* [EXERCISE AIM] Print all the entries exactly.

* [TASK INPUT]

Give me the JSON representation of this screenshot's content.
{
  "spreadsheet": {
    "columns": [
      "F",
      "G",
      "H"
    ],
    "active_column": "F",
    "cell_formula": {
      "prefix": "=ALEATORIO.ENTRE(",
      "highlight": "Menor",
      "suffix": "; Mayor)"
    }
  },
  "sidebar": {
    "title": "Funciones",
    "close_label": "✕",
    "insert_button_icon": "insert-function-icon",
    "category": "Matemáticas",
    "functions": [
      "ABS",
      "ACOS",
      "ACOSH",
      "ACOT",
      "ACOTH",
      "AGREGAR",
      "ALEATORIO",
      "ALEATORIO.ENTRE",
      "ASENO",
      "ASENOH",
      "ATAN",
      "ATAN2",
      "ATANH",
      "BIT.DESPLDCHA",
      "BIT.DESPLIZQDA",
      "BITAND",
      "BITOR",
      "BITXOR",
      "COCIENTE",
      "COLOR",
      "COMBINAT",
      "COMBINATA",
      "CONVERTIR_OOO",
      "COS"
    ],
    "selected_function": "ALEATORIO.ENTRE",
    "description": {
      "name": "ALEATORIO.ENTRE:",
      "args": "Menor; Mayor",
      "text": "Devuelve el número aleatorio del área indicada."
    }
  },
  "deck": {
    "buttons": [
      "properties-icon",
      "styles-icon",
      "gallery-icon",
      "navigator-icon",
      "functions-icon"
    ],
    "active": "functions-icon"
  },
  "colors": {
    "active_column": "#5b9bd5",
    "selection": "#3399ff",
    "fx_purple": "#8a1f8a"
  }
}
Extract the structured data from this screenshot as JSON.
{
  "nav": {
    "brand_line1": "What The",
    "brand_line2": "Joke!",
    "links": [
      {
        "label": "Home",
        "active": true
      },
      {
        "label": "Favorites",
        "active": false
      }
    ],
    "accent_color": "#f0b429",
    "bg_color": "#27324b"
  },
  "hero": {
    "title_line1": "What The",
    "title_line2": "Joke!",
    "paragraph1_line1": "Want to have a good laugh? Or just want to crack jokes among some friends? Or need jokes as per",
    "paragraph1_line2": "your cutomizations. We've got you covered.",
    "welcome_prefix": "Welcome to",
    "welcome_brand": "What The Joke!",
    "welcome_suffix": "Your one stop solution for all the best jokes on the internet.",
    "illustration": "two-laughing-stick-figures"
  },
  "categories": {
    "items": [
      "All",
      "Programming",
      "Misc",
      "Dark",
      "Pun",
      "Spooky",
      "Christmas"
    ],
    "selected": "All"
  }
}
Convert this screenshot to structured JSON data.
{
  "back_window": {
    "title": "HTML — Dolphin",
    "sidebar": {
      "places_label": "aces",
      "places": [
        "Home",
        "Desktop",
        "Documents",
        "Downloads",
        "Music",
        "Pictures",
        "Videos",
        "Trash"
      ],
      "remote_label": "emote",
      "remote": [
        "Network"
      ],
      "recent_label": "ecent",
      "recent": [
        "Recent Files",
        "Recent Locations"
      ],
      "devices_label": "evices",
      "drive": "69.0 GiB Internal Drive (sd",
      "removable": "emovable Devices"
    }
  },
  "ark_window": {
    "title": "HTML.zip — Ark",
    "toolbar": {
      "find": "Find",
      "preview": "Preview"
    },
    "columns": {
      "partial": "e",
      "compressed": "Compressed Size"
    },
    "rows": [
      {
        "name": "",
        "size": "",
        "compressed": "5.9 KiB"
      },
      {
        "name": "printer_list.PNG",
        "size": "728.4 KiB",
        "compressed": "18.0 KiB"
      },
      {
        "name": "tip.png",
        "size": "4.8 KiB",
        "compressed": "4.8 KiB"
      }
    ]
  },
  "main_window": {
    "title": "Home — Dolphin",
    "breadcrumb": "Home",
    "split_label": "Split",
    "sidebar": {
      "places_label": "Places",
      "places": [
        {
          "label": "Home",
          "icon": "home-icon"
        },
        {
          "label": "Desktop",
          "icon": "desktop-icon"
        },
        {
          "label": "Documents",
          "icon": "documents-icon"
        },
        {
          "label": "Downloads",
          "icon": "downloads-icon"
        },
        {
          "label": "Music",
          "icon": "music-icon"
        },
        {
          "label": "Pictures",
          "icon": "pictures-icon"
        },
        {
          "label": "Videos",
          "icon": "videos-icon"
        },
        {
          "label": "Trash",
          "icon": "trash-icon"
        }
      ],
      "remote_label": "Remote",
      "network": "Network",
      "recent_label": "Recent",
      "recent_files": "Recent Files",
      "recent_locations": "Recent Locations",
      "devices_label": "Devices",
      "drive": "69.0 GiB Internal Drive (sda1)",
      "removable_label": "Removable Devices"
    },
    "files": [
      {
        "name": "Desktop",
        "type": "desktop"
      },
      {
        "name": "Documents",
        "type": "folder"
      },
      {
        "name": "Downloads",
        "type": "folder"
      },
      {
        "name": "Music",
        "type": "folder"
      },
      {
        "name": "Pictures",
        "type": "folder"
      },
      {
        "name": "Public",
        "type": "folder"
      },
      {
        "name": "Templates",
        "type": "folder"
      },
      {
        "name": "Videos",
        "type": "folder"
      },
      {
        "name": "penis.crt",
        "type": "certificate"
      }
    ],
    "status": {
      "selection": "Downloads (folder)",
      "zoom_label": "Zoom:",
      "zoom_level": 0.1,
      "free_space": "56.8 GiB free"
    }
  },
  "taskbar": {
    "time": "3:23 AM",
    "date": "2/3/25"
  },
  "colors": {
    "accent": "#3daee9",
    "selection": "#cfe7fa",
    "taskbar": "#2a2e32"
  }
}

* [RESULT OF THIS TASK]
Give me the JSON representation of this screenshot's content.
{
  "spreadsheet": {
    "columns": [
      "F",
      "G",
      "H"
    ],
    "active_column": "F",
    "cell_formula": {
      "prefix": "=ALEATORIO.ENTRE(",
      "highlight": "Menor",
      "suffix": "; Mayor)"
    }
  },
  "sidebar": {
    "title": "Funciones",
    "close_label": "✕",
    "insert_button_icon": "insert-function-icon",
    "category": "Matemáticas",
    "functions": [
      "ABS",
      "ACOS",
      "ACOSH",
      "ACOT",
      "ACOTH",
      "AGREGAR",
      "ALEATORIO",
      "ALEATORIO.ENTRE",
      "ASENO",
      "ASENOH",
      "ATAN",
      "ATAN2",
      "ATANH",
      "BIT.DESPLDCHA",
      "BIT.DESPLIZQDA",
      "BITAND",
      "BITOR",
      "BITXOR",
      "COCIENTE",
      "COLOR",
      "COMBINAT",
      "COMBINATA",
      "CONVERTIR_OOO",
      "COS"
    ],
    "selected_function": "ALEATORIO.ENTRE",
    "description": {
      "name": "ALEATORIO.ENTRE:",
      "args": "Menor; Mayor",
      "text": "Devuelve el número aleatorio del área indicada."
    }
  },
  "deck": {
    "buttons": [
      "properties-icon",
      "styles-icon",
      "gallery-icon",
      "navigator-icon",
      "functions-icon"
    ],
    "active": "functions-icon"
  },
  "colors": {
    "active_column": "#5b9bd5",
    "selection": "#3399ff",
    "fx_purple": "#8a1f8a"
  }
}
Extract the structured data from this screenshot as JSON.
{
  "nav": {
    "brand_line1": "What The",
    "brand_line2": "Joke!",
    "links": [
      {
        "label": "Home",
        "active": true
      },
      {
        "label": "Favorites",
        "active": false
      }
    ],
    "accent_color": "#f0b429",
    "bg_color": "#27324b"
  },
  "hero": {
    "title_line1": "What The",
    "title_line2": "Joke!",
    "paragraph1_line1": "Want to have a good laugh? Or just want to crack jokes among some friends? Or need jokes as per",
    "paragraph1_line2": "your cutomizations. We've got you covered.",
    "welcome_prefix": "Welcome to",
    "welcome_brand": "What The Joke!",
    "welcome_suffix": "Your one stop solution for all the best jokes on the internet.",
    "illustration": "two-laughing-stick-figures"
  },
  "categories": {
    "items": [
      "All",
      "Programming",
      "Misc",
      "Dark",
      "Pun",
      "Spooky",
      "Christmas"
    ],
    "selected": "All"
  }
}
Convert this screenshot to structured JSON data.
{
  "back_window": {
    "title": "HTML — Dolphin",
    "sidebar": {
      "places_label": "aces",
      "places": [
        "Home",
        "Desktop",
        "Documents",
        "Downloads",
        "Music",
        "Pictures",
        "Videos",
        "Trash"
      ],
      "remote_label": "emote",
      "remote": [
        "Network"
      ],
      "recent_label": "ecent",
      "recent": [
        "Recent Files",
        "Recent Locations"
      ],
      "devices_label": "evices",
      "drive": "69.0 GiB Internal Drive (sd",
      "removable": "emovable Devices"
    }
  },
  "ark_window": {
    "title": "HTML.zip — Ark",
    "toolbar": {
      "find": "Find",
      "preview": "Preview"
    },
    "columns": {
      "partial": "e",
      "compressed": "Compressed Size"
    },
    "rows": [
      {
        "name": "",
        "size": "",
        "compressed": "5.9 KiB"
      },
      {
        "name": "printer_list.PNG",
        "size": "728.4 KiB",
        "compressed": "18.0 KiB"
      },
      {
        "name": "tip.png",
        "size": "4.8 KiB",
        "compressed": "4.8 KiB"
      }
    ]
  },
  "main_window": {
    "title": "Home — Dolphin",
    "breadcrumb": "Home",
    "split_label": "Split",
    "sidebar": {
      "places_label": "Places",
      "places": [
        {
          "label": "Home",
          "icon": "home-icon"
        },
        {
          "label": "Desktop",
          "icon": "desktop-icon"
        },
        {
          "label": "Documents",
          "icon": "documents-icon"
        },
        {
          "label": "Downloads",
          "icon": "downloads-icon"
        },
        {
          "label": "Music",
          "icon": "music-icon"
        },
        {
          "label": "Pictures",
          "icon": "pictures-icon"
        },
        {
          "label": "Videos",
          "icon": "videos-icon"
        },
        {
          "label": "Trash",
          "icon": "trash-icon"
        }
      ],
      "remote_label": "Remote",
      "network": "Network",
      "recent_label": "Recent",
      "recent_files": "Recent Files",
      "recent_locations": "Recent Locations",
      "devices_label": "Devices",
      "drive": "69.0 GiB Internal Drive (sda1)",
      "removable_label": "Removable Devices"
    },
    "files": [
      {
        "name": "Desktop",
        "type": "desktop"
      },
      {
        "name": "Documents",
        "type": "folder"
      },
      {
        "name": "Downloads",
        "type": "folder"
      },
      {
        "name": "Music",
        "type": "folder"
      },
      {
        "name": "Pictures",
        "type": "folder"
      },
      {
        "name": "Public",
        "type": "folder"
      },
      {
        "name": "Templates",
        "type": "folder"
      },
      {
        "name": "Videos",
        "type": "folder"
      },
      {
        "name": "penis.crt",
        "type": "certificate"
      }
    ],
    "status": {
      "selection": "Downloads (folder)",
      "zoom_label": "Zoom:",
      "zoom_level": 0.1,
      "free_space": "56.8 GiB free"
    }
  },
  "taskbar": {
    "time": "3:23 AM",
    "date": "2/3/25"
  },
  "colors": {
    "accent": "#3daee9",
    "selection": "#cfe7fa",
    "taskbar": "#2a2e32"
  }
}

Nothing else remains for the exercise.